One of the simpler parts of the job was over-crimping the steel fuel lines with an olive. An easy repair with an easy tool.
Just for comparison heres photos of the old nuts as well as the new nuts and olives.
We hope that everyone had a terrific holiday season and new year. It’s been a while since we posted but were back and ready to share what we’ve been up to lately. One of our customers had us detail the engine compartment on their rover. It looks pretty incredible. We also are continuing the restoration process on the 1963 Safari Wagon. These are just a couple of the vehicles we have currently in the works. Some of the new years resolutions we have around here are to blog more often and also expand into new kinds of content such as video. Heres to a great start to 2013.

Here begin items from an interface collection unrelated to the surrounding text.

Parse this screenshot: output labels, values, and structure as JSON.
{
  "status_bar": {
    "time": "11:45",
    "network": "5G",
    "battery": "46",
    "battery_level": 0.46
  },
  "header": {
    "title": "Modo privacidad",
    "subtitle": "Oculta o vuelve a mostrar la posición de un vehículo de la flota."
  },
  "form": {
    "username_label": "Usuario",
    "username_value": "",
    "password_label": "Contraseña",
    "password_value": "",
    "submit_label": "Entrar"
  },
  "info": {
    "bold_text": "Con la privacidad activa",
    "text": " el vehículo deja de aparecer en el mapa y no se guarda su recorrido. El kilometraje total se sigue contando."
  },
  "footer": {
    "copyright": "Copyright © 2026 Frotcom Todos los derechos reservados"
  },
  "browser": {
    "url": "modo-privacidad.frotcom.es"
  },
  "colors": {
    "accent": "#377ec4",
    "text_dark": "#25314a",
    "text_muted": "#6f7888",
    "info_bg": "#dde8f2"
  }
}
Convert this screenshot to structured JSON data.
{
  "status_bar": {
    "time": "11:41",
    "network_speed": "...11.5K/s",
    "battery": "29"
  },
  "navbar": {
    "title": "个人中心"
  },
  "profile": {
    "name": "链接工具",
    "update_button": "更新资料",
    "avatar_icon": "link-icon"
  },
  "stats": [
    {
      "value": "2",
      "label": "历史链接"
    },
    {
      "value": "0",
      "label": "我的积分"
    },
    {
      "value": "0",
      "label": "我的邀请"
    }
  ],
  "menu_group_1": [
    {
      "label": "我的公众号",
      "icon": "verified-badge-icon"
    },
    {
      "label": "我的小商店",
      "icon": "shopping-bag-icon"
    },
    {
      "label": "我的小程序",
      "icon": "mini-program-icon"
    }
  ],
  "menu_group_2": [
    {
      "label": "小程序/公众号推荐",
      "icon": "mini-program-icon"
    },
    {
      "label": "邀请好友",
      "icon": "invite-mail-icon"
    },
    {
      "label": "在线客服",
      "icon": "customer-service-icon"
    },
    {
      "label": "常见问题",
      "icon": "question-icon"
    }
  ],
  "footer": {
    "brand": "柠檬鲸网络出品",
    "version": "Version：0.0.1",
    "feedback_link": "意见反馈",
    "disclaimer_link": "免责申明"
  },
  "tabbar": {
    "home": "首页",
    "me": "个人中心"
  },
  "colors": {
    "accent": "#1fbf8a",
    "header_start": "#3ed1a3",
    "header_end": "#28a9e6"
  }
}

One of our restoration specialists put a brand new, old stock, 2.25 liter petrol engine in a Series IIa Safari Wagon currently under restoration. This engine is what would have come stock on the engine when it rolled off the assembly line.
Today we decided to take some new photos of a few restored vehicles together. We also took some close up shots of some of the restored interior components as well as the new Capstan Winch on the 1963 Safari Station Wagon. If you have any questions about our business or the restoration process feel to email us at email@example.com
I’m giving a quick update on the 63 Safari Wagon. Today the sanding of the body continues as we head towards returning this vehicle to its former glory. Soon I will be able to post pictures of a new painted body. Stay tuned.